Self-Taught New Bedford Hockey Player Makes Quincy College Men’s Hockey Team
Robert Thibeault is living proof that dreams do come true.
The 29-year-old New Bedford native has been an avid hockey fan his entire life and is now doing what he loves most on a pair of ice skates for Quincy College.
The freshman may be the oldest guy on the team, but it was no easy pass onto the roster. He said the school was looking for more "big guys" to try out so he gave it his best shot.
"I went out and did awful," Thibeault said. "I could not compete with the guys on the team who all have a pretty impressive and accomplished background in the sport."
However, after a good month of skating with the team, the coach began to see great improvement in Thibeault. A few months later, after sitting on the bench, practicing, playing hard and focusing on his schoolwork, Thibeault earned a spot on the Quincy College men's hockey team. This is the first year for Quincy as a hockey program in the New England Independent Hockey Conference Collegiate Hockey Federation.
"I started playing hockey when I was about 2 years old," Thibeault said. "My Dad played hockey and my uncles played hockey and it was the first sport I ever learned as a kid. I just picked up a stick, went out onto the kitchen floor and started whacking around a bureau knob. The rest is history."
Growing up, Thibeault loved watching the Mighty Ducks, Boston Bruins and his father play the game.
"Our family has a long history in hockey," Thibeault said. "We're from Quebec (both parents' sides). We have some pro players from Finland in our family and it became a big passion of mine. The only problem is that my parents couldn't afford it.

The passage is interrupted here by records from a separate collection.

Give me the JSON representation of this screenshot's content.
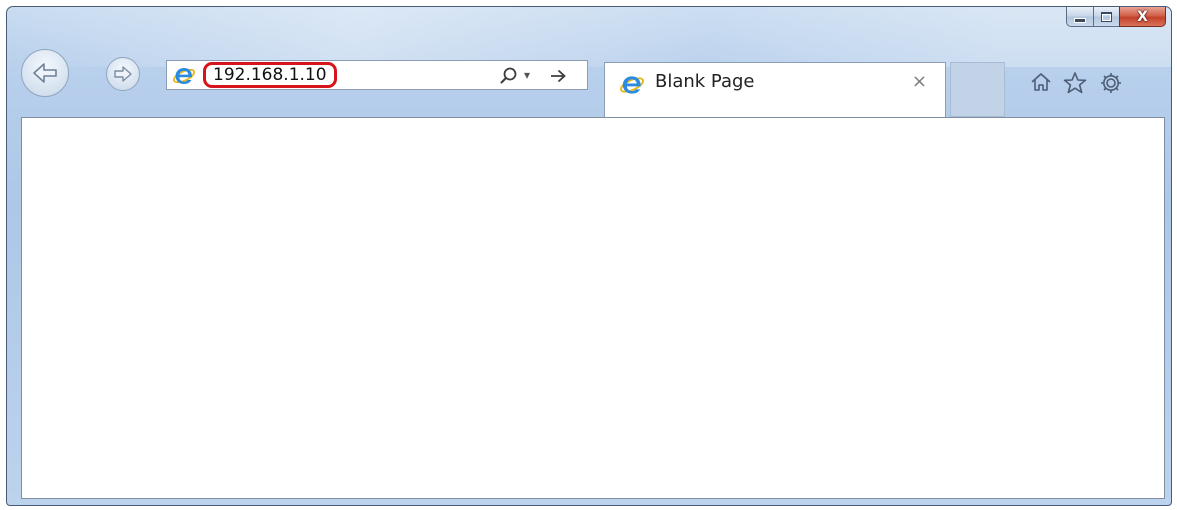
{
  "address_bar": {
    "url": "192.168.1.10"
  },
  "tab": {
    "title": "Blank Page",
    "close_glyph": "×"
  },
  "caption": {
    "close_glyph": "X"
  },
  "icons": {
    "back": "back-arrow-icon",
    "forward": "forward-arrow-icon",
    "search": "search-icon",
    "dropdown": "chevron-down-icon",
    "go": "go-arrow-icon",
    "home": "home-icon",
    "favorites": "star-icon",
    "tools": "gear-icon",
    "browser": "ie-logo-icon"
  },
  "colors": {
    "url_highlight": "#d6141b",
    "ie_logo": "#2a8be0",
    "close_button": "#c2412a"
  }
}
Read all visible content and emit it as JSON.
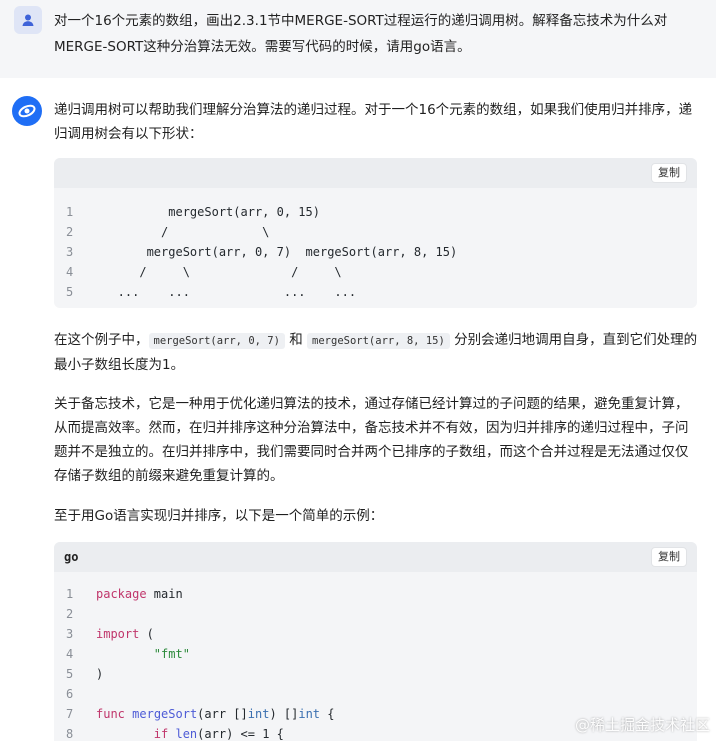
{
  "user": {
    "avatar_icon": "user-icon",
    "message": "对一个16个元素的数组，画出2.3.1节中MERGE-SORT过程运行的递归调用树。解释备忘技术为什么对MERGE-SORT这种分治算法无效。需要写代码的时候，请用go语言。"
  },
  "assistant": {
    "avatar_icon": "assistant-logo-icon",
    "intro": "递归调用树可以帮助我们理解分治算法的递归过程。对于一个16个元素的数组，如果我们使用归并排序，递归调用树会有以下形状：",
    "tree_code": {
      "copy_label": "复制",
      "lines": [
        {
          "n": "1",
          "code": "          mergeSort(arr, 0, 15)"
        },
        {
          "n": "2",
          "code": "         /             \\"
        },
        {
          "n": "3",
          "code": "       mergeSort(arr, 0, 7)  mergeSort(arr, 8, 15)"
        },
        {
          "n": "4",
          "code": "      /     \\              /     \\"
        },
        {
          "n": "5",
          "code": "   ...    ...             ...    ..."
        }
      ]
    },
    "para2_before": "在这个例子中，",
    "para2_code1": "mergeSort(arr, 0, 7)",
    "para2_mid": " 和 ",
    "para2_code2": "mergeSort(arr, 8, 15)",
    "para2_after": " 分别会递归地调用自身，直到它们处理的最小子数组长度为1。",
    "para3": "关于备忘技术，它是一种用于优化递归算法的技术，通过存储已经计算过的子问题的结果，避免重复计算，从而提高效率。然而，在归并排序这种分治算法中，备忘技术并不有效，因为归并排序的递归过程中，子问题并不是独立的。在归并排序中，我们需要同时合并两个已排序的子数组，而这个合并过程是无法通过仅仅存储子数组的前缀来避免重复计算的。",
    "para4": "至于用Go语言实现归并排序，以下是一个简单的示例：",
    "go_code": {
      "lang": "go",
      "copy_label": "复制",
      "lines": [
        {
          "n": "1",
          "code": "package main"
        },
        {
          "n": "2",
          "code": ""
        },
        {
          "n": "3",
          "code": "import ("
        },
        {
          "n": "4",
          "code": "        \"fmt\""
        },
        {
          "n": "5",
          "code": ")"
        },
        {
          "n": "6",
          "code": ""
        },
        {
          "n": "7",
          "code": "func mergeSort(arr []int) []int {"
        },
        {
          "n": "8",
          "code": "        if len(arr) <= 1 {"
        }
      ]
    }
  },
  "watermark": "@稀土掘金技术社区"
}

"I would play out in the streets with my friends since it was the only way I could afford to play. Eventually, I taught myself how to skate on the local ponds, how to back-skate, cross over, glide with the puck and stick handling. I wasn't the best skater at the time, but I could hit anything with a puck and I can stick-handle for days."
When it comes to role models, Thibeault gave a nod to some SouthCoast figures.
"I've got to give it to Brian Pothier who's also from New Bedford. Ever since I was a kid and found out he went to the NHL, I would watch him play at New Bedford High," Thibeault said. "It made me want to be a New Bedford Whaler. I wanted to play for New Bedford High hockey so badly because of Brian and even Kenny Gouveia and Coach John Sullivan. Even Mark Frey, who played for New Bedford Voc-Tech. New Bedford had such a hotbed for hockey back then. I wanted to be just like these guys. Paul Correia from the Mighty Ducks was also another favorite player of mine growing up as well as Wayne Gretzky and Cam Neely."
The men's team is in the playoffs with a three-win streak preparing for its next match against the national reigning 2022 champions Babson College on Friday, Feb. 3.
"This is a very big game," Thibeault said. "Then, after that, we have UNH (University of New Hampshire). The goal is to get to nationals in Philly (Philadelphia)."
Thibeault has been offered a three-year contract with Quincy and will continue to spread positivity with a message to anyone back home looking to pursue their dreams as he did.
"Keep following your dreams, play hard, and if you put in the hard work and give 101% always, you have a chance. Don't ever let anybody tell you that you don't. If you believe hard enough, work hard enough and give determination and full heart, you can't lose.